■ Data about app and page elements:
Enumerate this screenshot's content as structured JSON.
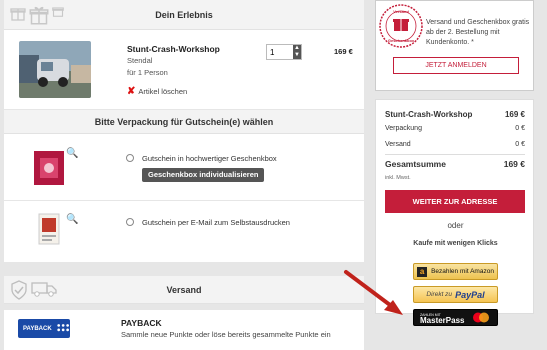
{
  "experience": {
    "header": "Dein Erlebnis",
    "product_title": "Stunt-Crash-Workshop",
    "location": "Stendal",
    "persons": "für 1 Person",
    "quantity": "1",
    "price": "169 €",
    "delete_label": "Artikel löschen"
  },
  "wrapping": {
    "header": "Bitte Verpackung für Gutschein(e) wählen",
    "option_box": "Gutschein in hochwertiger Geschenkbox",
    "customize_button": "Geschenkbox individualisieren",
    "option_email": "Gutschein per E-Mail zum Selbstausdrucken"
  },
  "shipping": {
    "header": "Versand"
  },
  "payback": {
    "logo_text": "PAYBACK",
    "title": "PAYBACK",
    "text": "Sammle neue Punkte oder löse bereits gesammelte Punkte ein"
  },
  "login_box": {
    "seal_top": "Versand",
    "seal_bottom": "Geschenkbox",
    "text": "Versand und Geschenkbox gratis ab der 2. Bestellung mit Kundenkonto. *",
    "button": "JETZT ANMELDEN"
  },
  "summary": {
    "product_label": "Stunt-Crash-Workshop",
    "product_price": "169 €",
    "packaging_label": "Verpackung",
    "packaging_price": "0 €",
    "shipping_label": "Versand",
    "shipping_price": "0 €",
    "total_label": "Gesamtsumme",
    "total_price": "169 €",
    "vat": "inkl. Mwst.",
    "checkout_button": "WEITER ZUR ADRESSE",
    "or": "oder",
    "few_clicks": "Kaufe mit wenigen Klicks"
  },
  "payment": {
    "amazon": "Bezahlen mit Amazon",
    "paypal_prefix": "Direkt zu",
    "paypal_brand": "PayPal",
    "masterpass_top": "ZAHLEN MIT",
    "masterpass_brand": "MasterPass"
  },
  "colors": {
    "accent": "#c41e3a",
    "payback_blue": "#1a4aa7"
  }
}
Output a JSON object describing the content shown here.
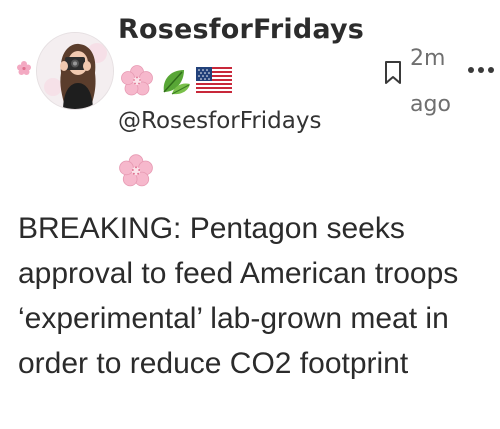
{
  "post": {
    "display_name": "RosesforFridays",
    "handle": "@RosesforFridays",
    "timestamp": "2m ago",
    "profile_emojis": [
      "cherry-blossom",
      "leaves",
      "us-flag"
    ],
    "bio_emoji": "cherry-blossom",
    "text": "BREAKING: Pentagon seeks approval to feed American troops ‘experimental’ lab-grown meat in order to reduce CO2 footprint",
    "icons": {
      "bookmark": "bookmark-icon",
      "more": "more-dots-icon"
    }
  },
  "colors": {
    "text": "#2b2b2b",
    "muted": "#6f6f6f",
    "blossom": "#f4b6cb",
    "leaf": "#4f9a2f"
  }
}
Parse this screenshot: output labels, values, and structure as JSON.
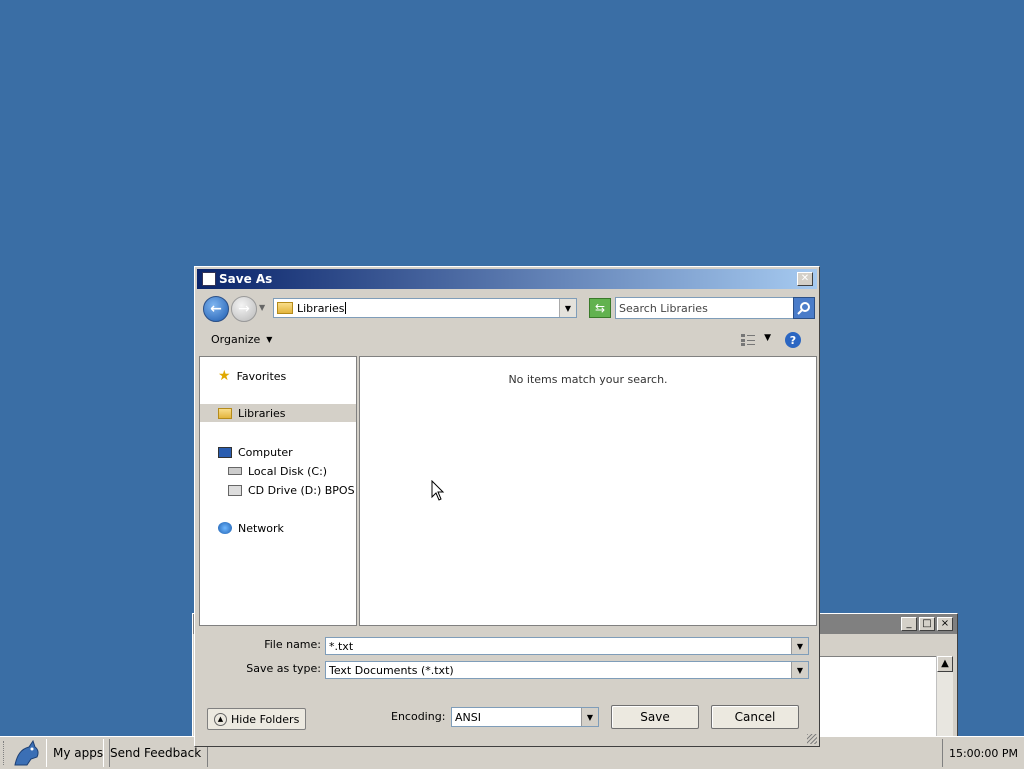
{
  "background_window": {
    "controls": [
      "_",
      "□",
      "×"
    ]
  },
  "taskbar": {
    "my_apps": "My apps",
    "send_feedback": "Send Feedback",
    "clock": "15:00:00 PM"
  },
  "dialog": {
    "title": "Save As",
    "address": "Libraries",
    "search_placeholder": "Search Libraries",
    "organize_label": "Organize",
    "nav": {
      "favorites": "Favorites",
      "libraries": "Libraries",
      "computer": "Computer",
      "local_disk": "Local Disk (C:)",
      "cd_drive": "CD Drive (D:) BPOS",
      "network": "Network"
    },
    "empty_message": "No items match your search.",
    "file_name_label": "File name:",
    "file_name_value": "*.txt",
    "save_type_label": "Save as type:",
    "save_type_value": "Text Documents (*.txt)",
    "hide_folders": "Hide Folders",
    "encoding_label": "Encoding:",
    "encoding_value": "ANSI",
    "save_button": "Save",
    "cancel_button": "Cancel"
  },
  "colors": {
    "desktop": "#3a6ea5",
    "title_start": "#0a246a",
    "title_end": "#a6caf0",
    "selection": "#d4d0c8"
  }
}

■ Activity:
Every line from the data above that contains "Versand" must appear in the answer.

■ Answer box:
    "header": "Versand"
    "seal_top": "Versand",
    "text": "Versand und Geschenkbox gratis ab der 2. Bestellung mit Kundenkonto. *",
    "shipping_label": "Versand",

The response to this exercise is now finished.